Would you copy the lines below exactly and omit the images?

**RECORDS SHOWN**:
--- START ---

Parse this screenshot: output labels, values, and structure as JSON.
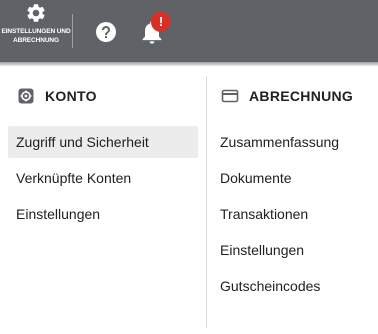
{
  "topbar": {
    "settings_label": "EINSTELLUNGEN UND ABRECHNUNG",
    "settings_icon": "gear-icon",
    "help_icon": "help-circle-icon",
    "notifications_icon": "bell-icon",
    "notification_badge": "!",
    "background_color": "#5f6368",
    "badge_color": "#d93025"
  },
  "konto": {
    "header": "KONTO",
    "icon": "account-settings-icon",
    "items": [
      {
        "label": "Zugriff und Sicherheit",
        "selected": true
      },
      {
        "label": "Verknüpfte Konten",
        "selected": false
      },
      {
        "label": "Einstellungen",
        "selected": false
      }
    ]
  },
  "abrechnung": {
    "header": "ABRECHNUNG",
    "icon": "credit-card-icon",
    "items": [
      {
        "label": "Zusammenfassung"
      },
      {
        "label": "Dokumente"
      },
      {
        "label": "Transaktionen"
      },
      {
        "label": "Einstellungen"
      },
      {
        "label": "Gutscheincodes"
      }
    ]
  }
}
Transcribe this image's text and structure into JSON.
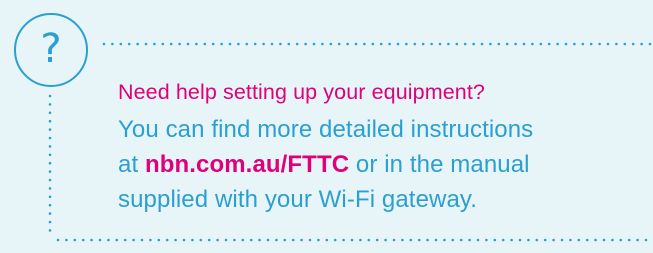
{
  "help_panel": {
    "icon_glyph": "?",
    "icon_name": "question-mark-icon",
    "heading": "Need help setting up your equipment?",
    "body": {
      "line1": "You can find more detailed instructions",
      "line2_prefix": "at ",
      "link_text": "nbn.com.au/FTTC",
      "line2_suffix": " or in the manual",
      "line3": "supplied with your Wi-Fi gateway."
    }
  },
  "colors": {
    "background": "#e7f5f8",
    "accent_blue": "#2b9fd0",
    "accent_pink": "#e0007a"
  }
}
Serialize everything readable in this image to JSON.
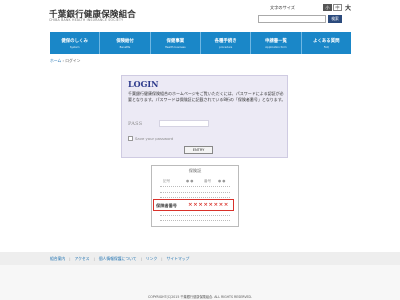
{
  "header": {
    "site_title": "千葉銀行健康保険組合",
    "site_subtitle": "CHIBA BANK HEALTH INSURANCE SOCIETY",
    "font_size_label": "文字のサイズ",
    "font_sizes": [
      "小",
      "中"
    ],
    "font_size_large": "大",
    "search_button": "検索"
  },
  "nav": [
    {
      "label": "健保のしくみ",
      "sub": "System"
    },
    {
      "label": "保険給付",
      "sub": "Benefits"
    },
    {
      "label": "保健事業",
      "sub": "Health business"
    },
    {
      "label": "各種手続き",
      "sub": "procedure"
    },
    {
      "label": "申請書一覧",
      "sub": "Application form"
    },
    {
      "label": "よくある質問",
      "sub": "FAQ"
    }
  ],
  "breadcrumb": {
    "home": "ホーム",
    "separator": "›",
    "current": "ログイン"
  },
  "login": {
    "title": "LOGIN",
    "description": "千葉銀行健康保険組合のホームページをご覧いただくには、パスワードによる認証が必要となります。パスワードは保険証に記載されている8桁の「保険者番号」となります。",
    "pass_label": "PASS",
    "save_label": "Save your password",
    "entry_button": "ENTRY"
  },
  "card": {
    "title": "保険証",
    "field1": "記号",
    "field1_value": "● ●",
    "field2": "番号",
    "field2_value": "● ●",
    "number_label": "保険者番号",
    "number_value": "××××××××"
  },
  "footer": {
    "links": [
      "組合案内",
      "アクセス",
      "個人情報保護について",
      "リンク",
      "サイトマップ"
    ],
    "copyright": "COPYRIGHT(C)2015 千葉銀行健康保険組合. ALL RIGHTS RESERVED."
  }
}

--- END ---

**EXERCISE OUTPUT**:
Parse this screenshot: output labels, values, and structure as JSON.
{
  "topbar": {
    "settings_label": "EINSTELLUNGEN UND ABRECHNUNG",
    "settings_icon": "gear-icon",
    "help_icon": "help-circle-icon",
    "notifications_icon": "bell-icon",
    "notification_badge": "!",
    "background_color": "#5f6368",
    "badge_color": "#d93025"
  },
  "konto": {
    "header": "KONTO",
    "icon": "account-settings-icon",
    "items": [
      {
        "label": "Zugriff und Sicherheit",
        "selected": true
      },
      {
        "label": "Verknüpfte Konten",
        "selected": false
      },
      {
        "label": "Einstellungen",
        "selected": false
      }
    ]
  },
  "abrechnung": {
    "header": "ABRECHNUNG",
    "icon": "credit-card-icon",
    "items": [
      {
        "label": "Zusammenfassung"
      },
      {
        "label": "Dokumente"
      },
      {
        "label": "Transaktionen"
      },
      {
        "label": "Einstellungen"
      },
      {
        "label": "Gutscheincodes"
      }
    ]
  }
}
Transcribe this image's text and structure into JSON.
{
  "help_panel": {
    "icon_glyph": "?",
    "icon_name": "question-mark-icon",
    "heading": "Need help setting up your equipment?",
    "body": {
      "line1": "You can find more detailed instructions",
      "line2_prefix": "at ",
      "link_text": "nbn.com.au/FTTC",
      "line2_suffix": " or in the manual",
      "line3": "supplied with your Wi-Fi gateway."
    }
  },
  "colors": {
    "background": "#e7f5f8",
    "accent_blue": "#2b9fd0",
    "accent_pink": "#e0007a"
  }
}
Serialize everything readable in this image to JSON.
{
  "header": {
    "site_title": "千葉銀行健康保険組合",
    "site_subtitle": "CHIBA BANK HEALTH INSURANCE SOCIETY",
    "font_size_label": "文字のサイズ",
    "font_sizes": [
      "小",
      "中"
    ],
    "font_size_large": "大",
    "search_button": "検索"
  },
  "nav": [
    {
      "label": "健保のしくみ",
      "sub": "System"
    },
    {
      "label": "保険給付",
      "sub": "Benefits"
    },
    {
      "label": "保健事業",
      "sub": "Health business"
    },
    {
      "label": "各種手続き",
      "sub": "procedure"
    },
    {
      "label": "申請書一覧",
      "sub": "Application form"
    },
    {
      "label": "よくある質問",
      "sub": "FAQ"
    }
  ],
  "breadcrumb": {
    "home": "ホーム",
    "separator": "›",
    "current": "ログイン"
  },
  "login": {
    "title": "LOGIN",
    "description": "千葉銀行健康保険組合のホームページをご覧いただくには、パスワードによる認証が必要となります。パスワードは保険証に記載されている8桁の「保険者番号」となります。",
    "pass_label": "PASS",
    "save_label": "Save your password",
    "entry_button": "ENTRY"
  },
  "card": {
    "title": "保険証",
    "field1": "記号",
    "field1_value": "● ●",
    "field2": "番号",
    "field2_value": "● ●",
    "number_label": "保険者番号",
    "number_value": "××××××××"
  },
  "footer": {
    "links": [
      "組合案内",
      "アクセス",
      "個人情報保護について",
      "リンク",
      "サイトマップ"
    ],
    "copyright": "COPYRIGHT(C)2015 千葉銀行健康保険組合. ALL RIGHTS RESERVED."
  }
}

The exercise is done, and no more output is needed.